As the day broke on Saturday the storm had moved from the south to Gotland and Öland. Despite concerns that Alexander could wreak havoc the storm turned out to be less severe than expected, with only minor reports of damage.
"From there the storm is slowly pulling away but we are measuring wind speeds of 20 – 22 metres per second in the villages in the south of Öland and even more on Gotland's southern cape. There the wind is 20 metres per second but we have measured 31 metres per second in the villages," SMHI meterologist Chrysanthi Grammatopoulou told the TT news agency.
On Friday the Swedish weather agency (SMHI) issued a class 2 warning – the second highest warning on the agency's scale for southern Sweden as storm Alexander approached.
As a precaution train and ferry services in the south were ground to a halt, including on the Öresund bridge which connects Sweden with Denmark.
Late on Friday night the bridge was reopened but motorists were urged to drive carefully.
In Jönköping the storm in addition to heavy snowfall caused several traffic accidents.

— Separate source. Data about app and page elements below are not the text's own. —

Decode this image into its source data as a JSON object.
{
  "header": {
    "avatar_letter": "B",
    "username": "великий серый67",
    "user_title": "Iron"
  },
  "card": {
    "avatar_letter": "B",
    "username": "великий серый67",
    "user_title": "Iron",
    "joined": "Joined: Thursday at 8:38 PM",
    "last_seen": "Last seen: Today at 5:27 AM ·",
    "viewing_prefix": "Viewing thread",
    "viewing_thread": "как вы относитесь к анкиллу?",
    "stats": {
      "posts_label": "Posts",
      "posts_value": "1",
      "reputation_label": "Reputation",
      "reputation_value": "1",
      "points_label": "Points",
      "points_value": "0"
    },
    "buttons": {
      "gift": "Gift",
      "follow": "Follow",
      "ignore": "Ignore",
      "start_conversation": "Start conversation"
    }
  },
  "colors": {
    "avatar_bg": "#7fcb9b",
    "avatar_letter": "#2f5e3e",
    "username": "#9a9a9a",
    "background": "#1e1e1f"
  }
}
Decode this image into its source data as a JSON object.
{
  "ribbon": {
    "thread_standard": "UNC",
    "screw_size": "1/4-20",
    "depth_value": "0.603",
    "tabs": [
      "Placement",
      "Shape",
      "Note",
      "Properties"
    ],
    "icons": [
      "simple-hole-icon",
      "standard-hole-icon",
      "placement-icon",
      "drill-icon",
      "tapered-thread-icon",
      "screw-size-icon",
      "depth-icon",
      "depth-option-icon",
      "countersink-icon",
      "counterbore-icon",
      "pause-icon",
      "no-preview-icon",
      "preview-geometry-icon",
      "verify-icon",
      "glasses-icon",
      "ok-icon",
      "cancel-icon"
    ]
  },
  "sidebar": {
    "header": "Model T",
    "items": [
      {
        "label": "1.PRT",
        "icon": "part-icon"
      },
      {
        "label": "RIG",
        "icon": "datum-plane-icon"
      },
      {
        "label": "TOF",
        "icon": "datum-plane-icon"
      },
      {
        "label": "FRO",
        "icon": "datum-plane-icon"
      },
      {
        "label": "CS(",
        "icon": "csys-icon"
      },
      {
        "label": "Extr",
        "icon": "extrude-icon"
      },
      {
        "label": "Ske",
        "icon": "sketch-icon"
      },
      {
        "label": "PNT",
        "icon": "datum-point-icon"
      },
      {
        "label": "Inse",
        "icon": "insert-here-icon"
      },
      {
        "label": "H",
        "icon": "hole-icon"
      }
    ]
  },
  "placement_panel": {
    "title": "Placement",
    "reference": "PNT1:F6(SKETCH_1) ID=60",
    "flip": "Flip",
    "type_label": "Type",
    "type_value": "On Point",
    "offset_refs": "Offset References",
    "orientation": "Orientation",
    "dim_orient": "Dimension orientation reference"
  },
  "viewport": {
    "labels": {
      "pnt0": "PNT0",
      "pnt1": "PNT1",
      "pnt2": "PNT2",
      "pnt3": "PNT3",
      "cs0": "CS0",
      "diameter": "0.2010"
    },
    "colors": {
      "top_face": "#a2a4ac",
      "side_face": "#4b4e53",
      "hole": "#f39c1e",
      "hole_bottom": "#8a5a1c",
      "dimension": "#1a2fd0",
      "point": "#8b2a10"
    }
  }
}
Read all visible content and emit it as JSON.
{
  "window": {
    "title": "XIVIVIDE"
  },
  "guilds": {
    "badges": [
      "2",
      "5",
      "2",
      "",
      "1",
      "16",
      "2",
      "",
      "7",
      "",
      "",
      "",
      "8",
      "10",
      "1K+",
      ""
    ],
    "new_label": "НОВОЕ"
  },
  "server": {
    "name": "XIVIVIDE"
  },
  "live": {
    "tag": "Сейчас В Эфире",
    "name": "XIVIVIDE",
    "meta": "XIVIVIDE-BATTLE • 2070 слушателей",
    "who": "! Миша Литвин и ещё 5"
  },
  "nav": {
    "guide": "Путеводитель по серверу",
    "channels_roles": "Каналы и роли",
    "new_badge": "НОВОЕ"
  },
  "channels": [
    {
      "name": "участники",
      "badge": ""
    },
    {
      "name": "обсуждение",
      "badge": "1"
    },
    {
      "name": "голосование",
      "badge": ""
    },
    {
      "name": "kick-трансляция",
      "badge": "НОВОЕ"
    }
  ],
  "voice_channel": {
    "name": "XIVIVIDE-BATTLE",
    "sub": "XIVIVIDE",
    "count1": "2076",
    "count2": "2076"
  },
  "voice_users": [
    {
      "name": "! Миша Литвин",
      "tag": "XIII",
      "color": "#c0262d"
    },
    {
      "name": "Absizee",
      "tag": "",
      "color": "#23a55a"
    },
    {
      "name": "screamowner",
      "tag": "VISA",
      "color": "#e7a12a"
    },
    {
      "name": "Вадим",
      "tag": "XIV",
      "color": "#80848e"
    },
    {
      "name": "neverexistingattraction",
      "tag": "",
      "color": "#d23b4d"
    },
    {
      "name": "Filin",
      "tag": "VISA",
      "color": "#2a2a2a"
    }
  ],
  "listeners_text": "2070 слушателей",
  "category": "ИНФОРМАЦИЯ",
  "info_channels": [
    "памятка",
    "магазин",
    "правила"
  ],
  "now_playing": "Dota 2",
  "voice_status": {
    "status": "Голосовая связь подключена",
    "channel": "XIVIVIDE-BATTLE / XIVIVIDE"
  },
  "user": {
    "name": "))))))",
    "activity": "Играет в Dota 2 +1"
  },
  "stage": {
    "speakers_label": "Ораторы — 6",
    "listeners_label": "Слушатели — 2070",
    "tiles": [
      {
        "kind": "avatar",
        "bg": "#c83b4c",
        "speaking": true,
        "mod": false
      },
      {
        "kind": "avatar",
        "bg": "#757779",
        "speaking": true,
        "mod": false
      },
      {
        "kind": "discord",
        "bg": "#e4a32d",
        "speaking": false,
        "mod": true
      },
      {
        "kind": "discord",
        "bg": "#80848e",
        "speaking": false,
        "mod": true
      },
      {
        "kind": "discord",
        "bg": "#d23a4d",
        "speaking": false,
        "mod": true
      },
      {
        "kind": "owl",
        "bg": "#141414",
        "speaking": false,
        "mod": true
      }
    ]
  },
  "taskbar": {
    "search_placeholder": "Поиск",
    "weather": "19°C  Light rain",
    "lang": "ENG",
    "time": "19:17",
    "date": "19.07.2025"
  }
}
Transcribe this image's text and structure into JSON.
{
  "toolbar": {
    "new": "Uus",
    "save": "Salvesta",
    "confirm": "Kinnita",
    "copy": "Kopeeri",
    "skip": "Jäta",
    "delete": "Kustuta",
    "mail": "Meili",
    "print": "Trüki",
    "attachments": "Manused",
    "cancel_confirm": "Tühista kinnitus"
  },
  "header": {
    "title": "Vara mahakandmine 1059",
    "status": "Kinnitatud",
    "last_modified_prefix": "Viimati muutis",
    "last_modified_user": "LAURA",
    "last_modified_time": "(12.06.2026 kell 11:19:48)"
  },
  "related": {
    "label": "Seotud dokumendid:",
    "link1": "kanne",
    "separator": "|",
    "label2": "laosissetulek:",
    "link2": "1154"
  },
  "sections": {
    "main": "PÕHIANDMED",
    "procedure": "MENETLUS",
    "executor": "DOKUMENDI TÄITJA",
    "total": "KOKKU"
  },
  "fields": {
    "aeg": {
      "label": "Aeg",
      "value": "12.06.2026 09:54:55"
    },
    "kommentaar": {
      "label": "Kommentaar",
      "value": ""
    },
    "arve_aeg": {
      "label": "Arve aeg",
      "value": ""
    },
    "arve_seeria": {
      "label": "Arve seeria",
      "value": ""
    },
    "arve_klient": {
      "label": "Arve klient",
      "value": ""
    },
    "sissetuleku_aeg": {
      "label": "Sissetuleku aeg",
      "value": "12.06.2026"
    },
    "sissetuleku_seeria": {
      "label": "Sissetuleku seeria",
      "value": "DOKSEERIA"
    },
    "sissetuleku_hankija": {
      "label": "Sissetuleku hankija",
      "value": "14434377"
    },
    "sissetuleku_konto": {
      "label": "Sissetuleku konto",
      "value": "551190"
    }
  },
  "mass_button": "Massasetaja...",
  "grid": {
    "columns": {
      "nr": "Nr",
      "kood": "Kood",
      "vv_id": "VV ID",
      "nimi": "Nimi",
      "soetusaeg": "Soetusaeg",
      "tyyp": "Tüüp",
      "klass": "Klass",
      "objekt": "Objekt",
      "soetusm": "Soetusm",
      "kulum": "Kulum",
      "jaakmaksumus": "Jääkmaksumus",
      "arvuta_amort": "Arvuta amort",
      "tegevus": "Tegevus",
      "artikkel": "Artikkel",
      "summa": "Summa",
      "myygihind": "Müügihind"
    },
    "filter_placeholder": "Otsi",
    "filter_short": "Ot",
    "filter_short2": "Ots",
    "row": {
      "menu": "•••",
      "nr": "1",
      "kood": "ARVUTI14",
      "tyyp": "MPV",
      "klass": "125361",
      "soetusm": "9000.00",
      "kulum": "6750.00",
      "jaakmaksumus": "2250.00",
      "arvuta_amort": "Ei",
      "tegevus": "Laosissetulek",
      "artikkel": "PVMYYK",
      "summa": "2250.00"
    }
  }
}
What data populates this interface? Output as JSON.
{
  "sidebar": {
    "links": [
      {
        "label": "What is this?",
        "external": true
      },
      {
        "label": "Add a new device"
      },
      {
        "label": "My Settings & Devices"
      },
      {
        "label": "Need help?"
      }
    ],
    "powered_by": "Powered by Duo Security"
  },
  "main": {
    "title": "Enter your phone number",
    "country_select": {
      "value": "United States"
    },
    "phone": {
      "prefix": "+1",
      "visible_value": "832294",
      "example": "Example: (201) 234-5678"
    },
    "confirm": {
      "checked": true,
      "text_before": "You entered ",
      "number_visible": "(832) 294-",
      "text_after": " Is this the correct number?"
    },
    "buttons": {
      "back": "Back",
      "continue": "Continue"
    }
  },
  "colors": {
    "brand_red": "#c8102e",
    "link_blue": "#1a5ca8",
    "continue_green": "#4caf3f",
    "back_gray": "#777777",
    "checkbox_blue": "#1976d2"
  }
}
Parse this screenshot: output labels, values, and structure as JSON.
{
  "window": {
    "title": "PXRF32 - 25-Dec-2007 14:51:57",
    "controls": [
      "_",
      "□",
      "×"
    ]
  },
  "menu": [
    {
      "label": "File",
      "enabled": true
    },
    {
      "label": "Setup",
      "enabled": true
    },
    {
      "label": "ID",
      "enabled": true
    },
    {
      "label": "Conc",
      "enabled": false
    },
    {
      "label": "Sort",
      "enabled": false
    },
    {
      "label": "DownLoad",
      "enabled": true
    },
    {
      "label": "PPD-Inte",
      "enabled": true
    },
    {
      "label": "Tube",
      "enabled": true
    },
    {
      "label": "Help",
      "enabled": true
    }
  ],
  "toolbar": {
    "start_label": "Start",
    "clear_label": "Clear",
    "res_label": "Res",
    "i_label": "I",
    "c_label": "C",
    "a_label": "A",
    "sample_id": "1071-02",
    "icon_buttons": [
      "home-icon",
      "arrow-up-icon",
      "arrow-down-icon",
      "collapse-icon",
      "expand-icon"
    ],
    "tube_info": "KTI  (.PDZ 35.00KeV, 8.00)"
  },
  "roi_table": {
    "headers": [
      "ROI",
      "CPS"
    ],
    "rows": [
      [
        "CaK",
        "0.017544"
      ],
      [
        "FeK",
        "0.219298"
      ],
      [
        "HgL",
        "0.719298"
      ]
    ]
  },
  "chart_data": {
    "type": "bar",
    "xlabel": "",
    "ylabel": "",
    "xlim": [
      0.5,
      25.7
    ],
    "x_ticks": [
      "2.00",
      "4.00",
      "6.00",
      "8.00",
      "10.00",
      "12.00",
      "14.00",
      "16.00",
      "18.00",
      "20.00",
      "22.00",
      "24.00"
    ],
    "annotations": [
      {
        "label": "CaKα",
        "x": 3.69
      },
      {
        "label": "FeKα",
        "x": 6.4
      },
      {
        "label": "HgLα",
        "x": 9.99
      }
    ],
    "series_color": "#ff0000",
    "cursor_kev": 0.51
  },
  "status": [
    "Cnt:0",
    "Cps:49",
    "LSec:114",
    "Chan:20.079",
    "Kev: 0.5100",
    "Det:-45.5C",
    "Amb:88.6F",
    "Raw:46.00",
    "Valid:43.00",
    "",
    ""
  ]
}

Rescue services reported there were an estimated 30 accidents reported over the course of Friday night.
"Fortunately there have been no fatal or serious injuries reported," Bo Gunnarsson of the Jönköping police told SVT news.
The storm briefly left an estimated 5,000 houesholds without power but by Saturday morning the vast majority had electricity again.
All warnings for severe winds over land have now expired but there is still a class one warning in place for gales over the Baltic sea and the Åland islands.
For the weekend the forecast is for generally calm conditions and sunny spells for most of the country according to SMHI.